ABOUT THIS TASK - Once the pictures have been excluded, set down each remaining entry word for word.

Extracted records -
=== Begin Enclosure ===
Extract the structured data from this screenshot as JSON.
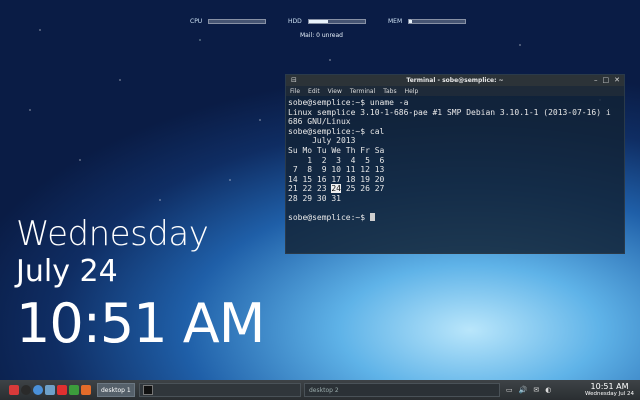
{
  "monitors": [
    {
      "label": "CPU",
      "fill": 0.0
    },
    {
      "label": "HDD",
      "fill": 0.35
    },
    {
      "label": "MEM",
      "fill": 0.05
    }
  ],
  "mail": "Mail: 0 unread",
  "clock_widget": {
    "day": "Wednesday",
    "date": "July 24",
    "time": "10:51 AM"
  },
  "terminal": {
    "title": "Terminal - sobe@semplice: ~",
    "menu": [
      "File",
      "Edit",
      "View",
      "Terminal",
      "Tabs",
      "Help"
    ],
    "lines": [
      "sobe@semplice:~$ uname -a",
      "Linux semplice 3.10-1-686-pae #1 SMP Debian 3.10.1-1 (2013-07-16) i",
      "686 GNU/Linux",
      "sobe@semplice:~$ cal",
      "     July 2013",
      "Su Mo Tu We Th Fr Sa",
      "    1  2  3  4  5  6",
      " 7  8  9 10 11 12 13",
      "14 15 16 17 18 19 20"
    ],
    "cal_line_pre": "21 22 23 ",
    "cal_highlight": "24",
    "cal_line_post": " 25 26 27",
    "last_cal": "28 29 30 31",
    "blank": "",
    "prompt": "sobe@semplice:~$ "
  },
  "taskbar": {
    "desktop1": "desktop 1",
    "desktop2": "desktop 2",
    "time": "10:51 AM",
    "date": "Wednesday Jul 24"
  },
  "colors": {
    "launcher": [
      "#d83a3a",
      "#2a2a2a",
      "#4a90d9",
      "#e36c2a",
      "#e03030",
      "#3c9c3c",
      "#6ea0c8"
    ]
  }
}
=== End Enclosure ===
RESPONSE TO THE TASK -
Extract the structured data from this screenshot as JSON.
{
  "monitors": [
    {
      "label": "CPU",
      "fill": 0.0
    },
    {
      "label": "HDD",
      "fill": 0.35
    },
    {
      "label": "MEM",
      "fill": 0.05
    }
  ],
  "mail": "Mail: 0 unread",
  "clock_widget": {
    "day": "Wednesday",
    "date": "July 24",
    "time": "10:51 AM"
  },
  "terminal": {
    "title": "Terminal - sobe@semplice: ~",
    "menu": [
      "File",
      "Edit",
      "View",
      "Terminal",
      "Tabs",
      "Help"
    ],
    "lines": [
      "sobe@semplice:~$ uname -a",
      "Linux semplice 3.10-1-686-pae #1 SMP Debian 3.10.1-1 (2013-07-16) i",
      "686 GNU/Linux",
      "sobe@semplice:~$ cal",
      "     July 2013",
      "Su Mo Tu We Th Fr Sa",
      "    1  2  3  4  5  6",
      " 7  8  9 10 11 12 13",
      "14 15 16 17 18 19 20"
    ],
    "cal_line_pre": "21 22 23 ",
    "cal_highlight": "24",
    "cal_line_post": " 25 26 27",
    "last_cal": "28 29 30 31",
    "blank": "",
    "prompt": "sobe@semplice:~$ "
  },
  "taskbar": {
    "desktop1": "desktop 1",
    "desktop2": "desktop 2",
    "time": "10:51 AM",
    "date": "Wednesday Jul 24"
  },
  "colors": {
    "launcher": [
      "#d83a3a",
      "#2a2a2a",
      "#4a90d9",
      "#e36c2a",
      "#e03030",
      "#3c9c3c",
      "#6ea0c8"
    ]
  }
}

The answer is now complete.